Marchington is a small, attractive village in East Staffordshire, England. It lies between the towns of Burton upon Trent and Uttoxeter, not far from the banks of the River Dove. In many ways it is an idyllic English village.

Marchington village was settled by the Saxons and is recorded in the Doomsday Book. An even older settlement lay at the top of Marchington Cliff. Though originally closely aligned with the Brook, the present road pattern can be traced back to the 13th century, their antiquity marked by their deeply sunken character. The oldest surviving houses possibly date back to the 15th century, although it is difficult to be precise because of the custom of continuously building on and around older buildings. Marchington Hall is probably evidence of this as, although bricked over and restored in the late 17th century, it is thought to be mentioned in a reference dated 1297 as the "chief messuage" and again in 1615 as "utterly decayed".

What is now Marchington Woodlands was literally woodland at the time of Doomsday, but was steadily cleared over the next two or three centuries, including a number of substantial estates now marked by abandoned moats. It remained essentially open woodland pasture held in common by the parishioners. In late Elizabethan times it was enclosed, establishing the field pattern which has largely remained unaltered to the present day. The prosperity of Marchington and The Woodlands has been based from earliest recorded history on dairy farming and today's landscape is rooted deep in the past.

Marchington Woodlands is spread out of an area of around 3 miles. There are two areas called Scounslow Green and Gorsty Hill. The area around Marchington Woodlands is undulating and there are large wooded areas and forests. The area extends SW from Marchington to the distance of three miles. It has a church and a village hall. The local first school was closed in the 1990s and the building was converted into a private home. Marchington Woodlands consists mostly of farms and cottages. It is often referred to by locals as The Woodlands.

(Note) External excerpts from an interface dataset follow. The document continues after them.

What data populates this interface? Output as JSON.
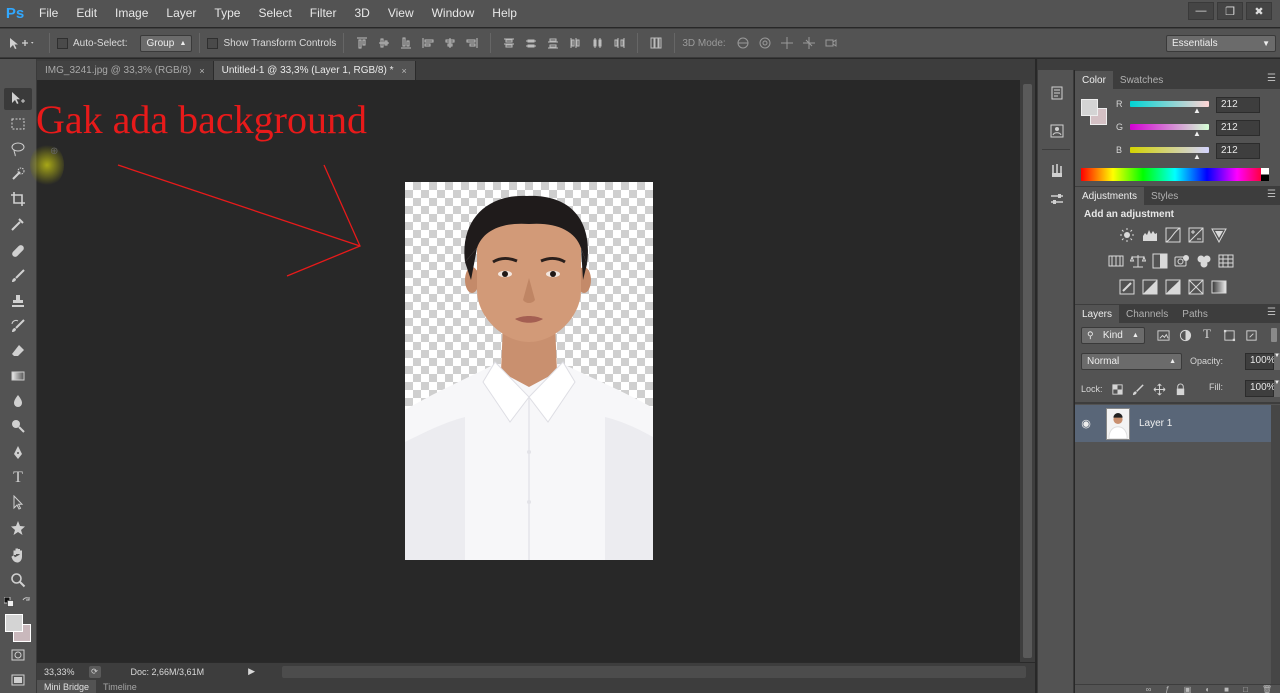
{
  "app": {
    "logo": "Ps"
  },
  "menu": [
    "File",
    "Edit",
    "Image",
    "Layer",
    "Type",
    "Select",
    "Filter",
    "3D",
    "View",
    "Window",
    "Help"
  ],
  "window_controls": {
    "minimize": "—",
    "restore": "❐",
    "close": "✖"
  },
  "options_bar": {
    "auto_select_label": "Auto-Select:",
    "auto_select_value": "Group",
    "show_transform_label": "Show Transform Controls",
    "mode_3d_label": "3D Mode:",
    "workspace": "Essentials"
  },
  "doc_tabs": [
    {
      "label": "IMG_3241.jpg @ 33,3% (RGB/8)",
      "close": "×"
    },
    {
      "label": "Untitled-1 @ 33,3% (Layer 1, RGB/8) *",
      "close": "×"
    }
  ],
  "annotation": {
    "text": "Gak ada background",
    "color": "#e81a1a"
  },
  "status": {
    "zoom": "33,33%",
    "doc": "Doc: 2,66M/3,61M"
  },
  "bottom_tabs": [
    "Mini Bridge",
    "Timeline"
  ],
  "color_panel": {
    "tabs": [
      "Color",
      "Swatches"
    ],
    "channels": [
      {
        "label": "R",
        "value": "212"
      },
      {
        "label": "G",
        "value": "212"
      },
      {
        "label": "B",
        "value": "212"
      }
    ]
  },
  "adjustments_panel": {
    "tabs": [
      "Adjustments",
      "Styles"
    ],
    "heading": "Add an adjustment"
  },
  "layers_panel": {
    "tabs": [
      "Layers",
      "Channels",
      "Paths"
    ],
    "filter_kind": "Kind",
    "blend_mode": "Normal",
    "opacity_label": "Opacity:",
    "opacity_value": "100%",
    "lock_label": "Lock:",
    "fill_label": "Fill:",
    "fill_value": "100%",
    "layers": [
      {
        "name": "Layer 1",
        "selected": true,
        "visible": true
      }
    ]
  },
  "colors": {
    "accent": "#31a8ff",
    "selected_layer": "#596678",
    "annotation_red": "#e81a1a"
  }
}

Marchington Woodlands became a village in 1859 with the opening of the Parish church.

It is also the location of Smallwood Manor, formerly the seat of Thomas Webb, Esq, now a Prep school for Denstone College.